“There are significant unintended consequences,” Livesay, who is also advising Maryland Gov. Larry Hogan on reopening the state’s economy, said of PPP. “I’m hoping that they give us some extra time to get up to full staff. We’re interviewing three to five people a day for jobs we have open, and we can’t even get them to show up for interviews.”
Legally, if someone is offered reemployment and turns it down, they’re likely to lose their unemployment insurance. But employers like Livesay are still finding it challenging to bring people back to work because of an unexpected decision: Should they rehire workers who stand to make more money on unemployment?
In other words, the problem of people declining to go back to their old jobs doesn’t really exist. It’s a notional ethical quandary for executives like this guy who seems to think, based on everything else he’s said, that the answer is yes, he should rehire them. And if they decline, they are supposed to lose the benefit. If that’s not being enforced, then perhaps it should be, which is a separate problem. Liberals talk about incentive structures, conservatives talk about enforcing the law.

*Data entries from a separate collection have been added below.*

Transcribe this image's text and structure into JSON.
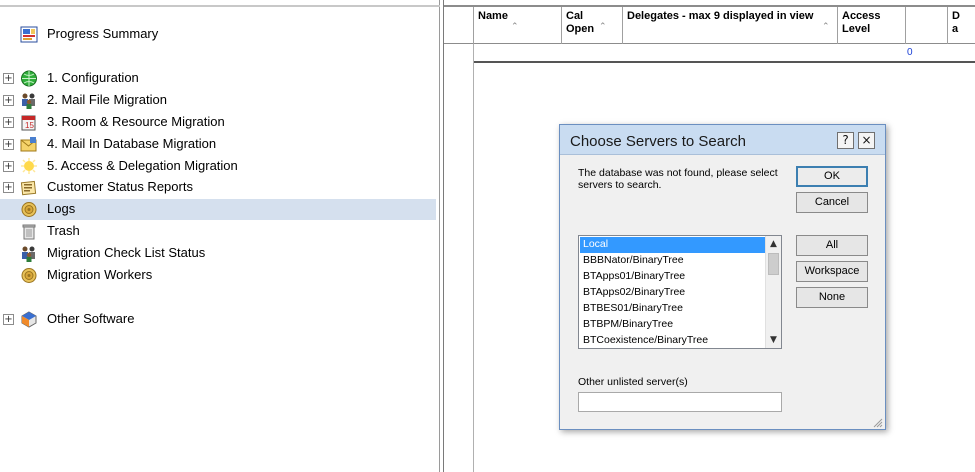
{
  "navigator": {
    "items": [
      {
        "label": "Progress Summary",
        "icon": "progress-summary-icon",
        "expandable": false,
        "selected": false
      },
      {
        "label": "1. Configuration",
        "icon": "configuration-globe-icon",
        "expandable": true,
        "selected": false
      },
      {
        "label": "2. Mail File Migration",
        "icon": "mail-file-people-icon",
        "expandable": true,
        "selected": false
      },
      {
        "label": "3. Room & Resource Migration",
        "icon": "room-resource-icon",
        "expandable": true,
        "selected": false
      },
      {
        "label": "4. Mail In Database Migration",
        "icon": "mail-in-database-icon",
        "expandable": true,
        "selected": false
      },
      {
        "label": "5. Access & Delegation Migration",
        "icon": "access-delegation-icon",
        "expandable": true,
        "selected": false
      },
      {
        "label": "Customer Status Reports",
        "icon": "status-reports-icon",
        "expandable": true,
        "selected": false
      },
      {
        "label": "Logs",
        "icon": "logs-icon",
        "expandable": false,
        "selected": true
      },
      {
        "label": "Trash",
        "icon": "trash-icon",
        "expandable": false,
        "selected": false
      },
      {
        "label": "Migration Check List Status",
        "icon": "check-list-people-icon",
        "expandable": false,
        "selected": false
      },
      {
        "label": "Migration Workers",
        "icon": "migration-workers-icon",
        "expandable": false,
        "selected": false
      },
      {
        "label": "Other Software",
        "icon": "other-software-icon",
        "expandable": true,
        "selected": false
      }
    ],
    "expander_symbol": "+",
    "selection_color": "#d5e0ee"
  },
  "grid": {
    "columns": [
      {
        "label": "Name"
      },
      {
        "label": "Cal Open"
      },
      {
        "label": "Delegates - max 9 displayed in view"
      },
      {
        "label": "Access Level"
      },
      {
        "label": ""
      },
      {
        "label": "D a"
      }
    ],
    "sort_arrow": "⌃",
    "total_value": "0"
  },
  "dialog": {
    "title": "Choose Servers to Search",
    "help_button": "?",
    "close_button": "×",
    "message": "The database was not found, please select servers to search.",
    "buttons": {
      "ok": "OK",
      "cancel": "Cancel",
      "all": "All",
      "workspace": "Workspace",
      "none": "None"
    },
    "servers": [
      "Local",
      "BBBNator/BinaryTree",
      "BTApps01/BinaryTree",
      "BTApps02/BinaryTree",
      "BTBES01/BinaryTree",
      "BTBPM/BinaryTree",
      "BTCoexistence/BinaryTree"
    ],
    "selected_server": "Local",
    "scroll_up": "▲",
    "scroll_down": "▼",
    "other_label": "Other unlisted server(s)",
    "other_value": "",
    "title_bar_color": "#c9dcf1",
    "selection_color": "#3399ff"
  }
}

In addition to the worry that we’re being too generous to the millions of people the government has thrown out of work, what else is in the Senate’s next COVID relief package? According to Axios, billions for schools, just in time for them to start teaching the 1619 Project in the fall, and liability protection to immunize corporations from COVID-related lawsuits, and another round of paycheck protection loans.
This is probably not going to be enough for Trump to win the messaging war over COVID relief, especially given the now widely-broadcast fears among some talking-heads that it’s being profligate. The administration needs to telegraph grave concern and readiness to spend to get the country back on track. Republicans should absolutely deny aid to states and localities, and that will not be a hard fight to win: Trump just needs to hammer on the fact that for the last two months, local and state politicians were perfectly happy to let their downtowns burn and let protestors flout quarantine restrictions. Why should the feds bail them out after that? Even better, if the administration suggested a plan to take the opportunity of a lull in commerce to employ people rebuilding our crumbling infrastructure, something McConnell himself is unwilling to consider. If Dems still reject it any that point, it will be clear to everyone that they view COVID relief as a means to direct money to their clients, not real economic recovery.
Running against a do-nothing Congress in the midst of a crisis, as Pat Buchanan pointed out recently, worked very well for Truman. The key is getting Trump on-message about this stuff and getting him to talk about it daily, which is, I think we can say now, by no means a sure thing.